Every artist, creative, and maker deals with dread: the dread of the blank canvas, page, stage, wall.

Can I do it? Is this a waste of time? Can I make something worthy of this blankness? Do I have what it takes?

Every single artist.

I’m fourteen weeks into my first podcast. I’ve had conversations with painters, writers, singers, dancers, bakers, and wood carvers.

And every one of them knows this dread.

Elana Kundell, painter, describes it this way:

When I start painting I do not want to stop but when I’m not painting and I’m just thinking there are all sorts of feelings. It is very loaded for me because if I’m not careful part of me thinks I need to perform. It becomes about something else. This is something I deal with daily.

Nathanael Rooney, illustrator and graffiti artist, calls it “hot-head.”

Once I get the drawing up there, and I’m satisfied that my map is going to work and that’s how it needs to be done, then I put the brush to the wall for the first time and I get this rush of anxiety, the hothead. Because I get this flood of, “This is going to take forever” or “It’s going to be so difficult going through the cracks of the bricks” then I get that worry that it’s going to look like some crappy version of something I would do. It’s as if I become embarrassed of it right away. I have this defeatest sort of flood of emotion rush over me like I feel outnumbered and I’m not going to be able to uphold that standard.”

And Steven Pressfield simply labels it “resistance.”

Most of us have two lives. The life we live, and the unlived life within us. Between the two stands Resistance.

These thoughts — that you’re not up for the task, your skills are too meager, and your aim too high — are normal.

Like air and sky and ground are normal.

It’s part of the making of the art.

Your job, as an artist, creative, or maker, is to figure your way out of “hot head,” through resistance, to the other side of fear, to the making.

photo credit: allef vinicius

Elana has an accountability partner. She is committed to painting 15 minutes a day and she texts her partner as soon as she accomplishes it.
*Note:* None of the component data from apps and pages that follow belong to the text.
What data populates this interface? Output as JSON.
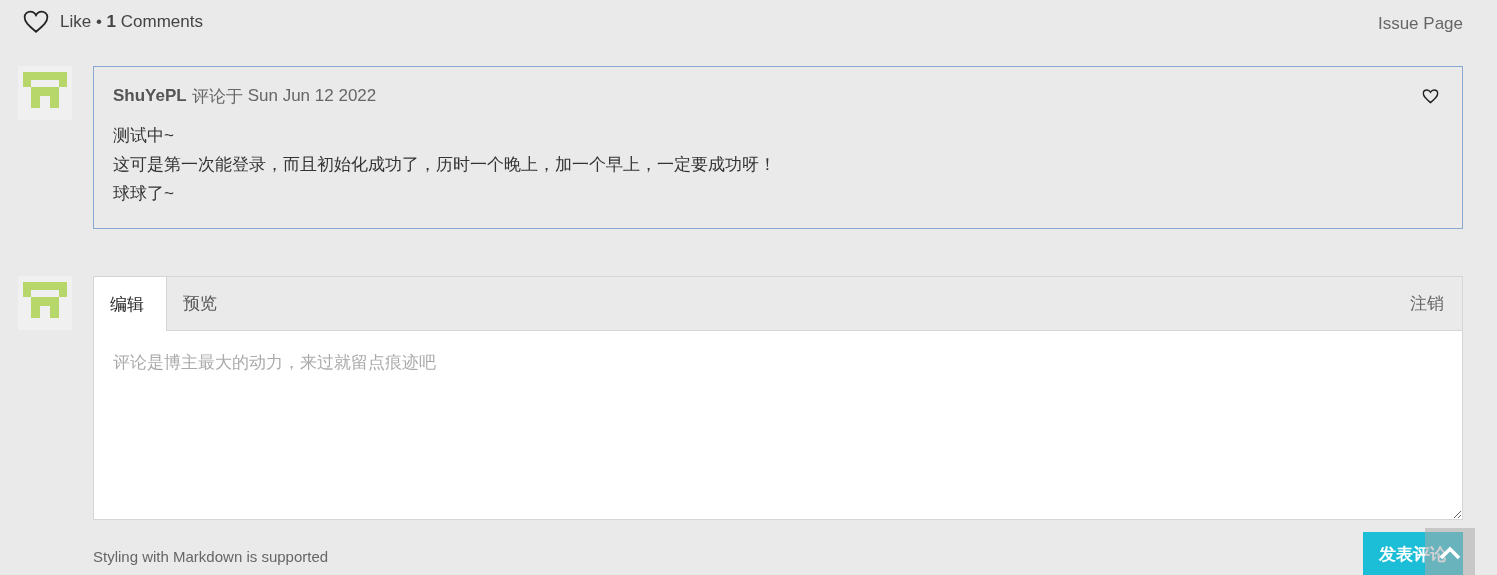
{
  "header": {
    "like": "Like • **1** Comments",
    "issue_link": "Issue Page"
  },
  "comments": [
    {
      "author": "ShuYePL",
      "verb": "评论于",
      "date": "Sun Jun 12 2022",
      "liked": false,
      "lines": [
        "测试中~",
        "这可是第一次能登录，而且初始化成功了，历时一个晚上，加一个早上，一定要成功呀！",
        "球球了~"
      ]
    }
  ],
  "editor": {
    "tabs": [
      {
        "label": "编辑",
        "selected": true
      },
      {
        "label": "预览",
        "selected": false
      }
    ],
    "logout": "注销",
    "placeholder": "评论是博主最大的动力，来过就留点痕迹吧",
    "hint": "Styling with Markdown is supported",
    "submit": "发表评论"
  }
}
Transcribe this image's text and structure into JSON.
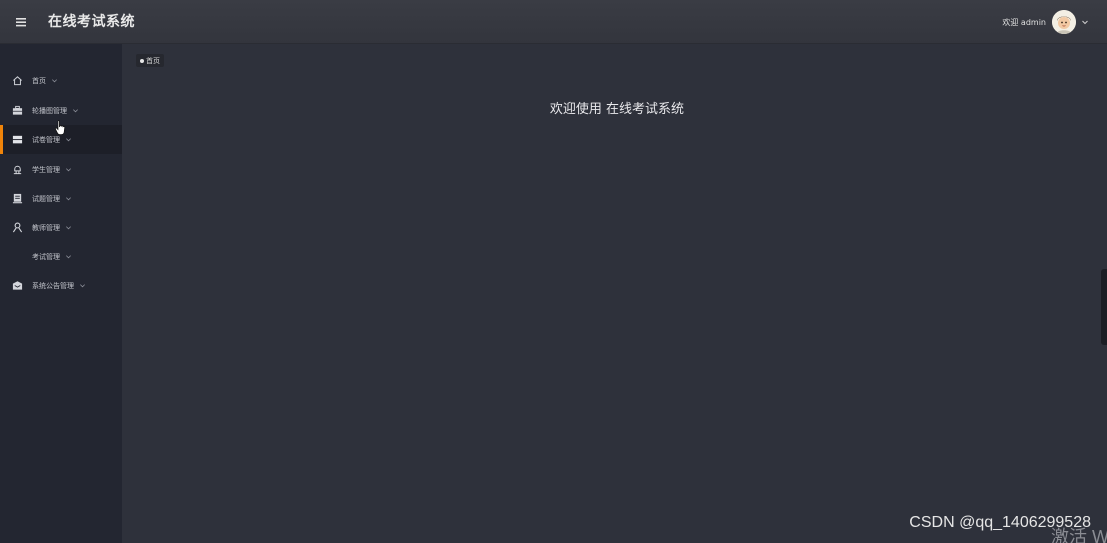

Ekaterina Popova, also a painter, immediately covers her blank canvas with a thick, messy layer of paint. Proving to resistance that she has already won.

Kat Walters, a graphic designer and brand expert, sets a timer and gets to work. Period. Ignoring all distractions. Forcing concentration until the timer reminds her to stop.

What’s important is knowing that this thing called resistance doesn’t go away. Ever.

What’s important is knowing this and not being disheartened by it. To know, instead, that you are not alone in this.

That this is the work of the artist. And to move forward in the face of it is the art.

Originally published at medium.com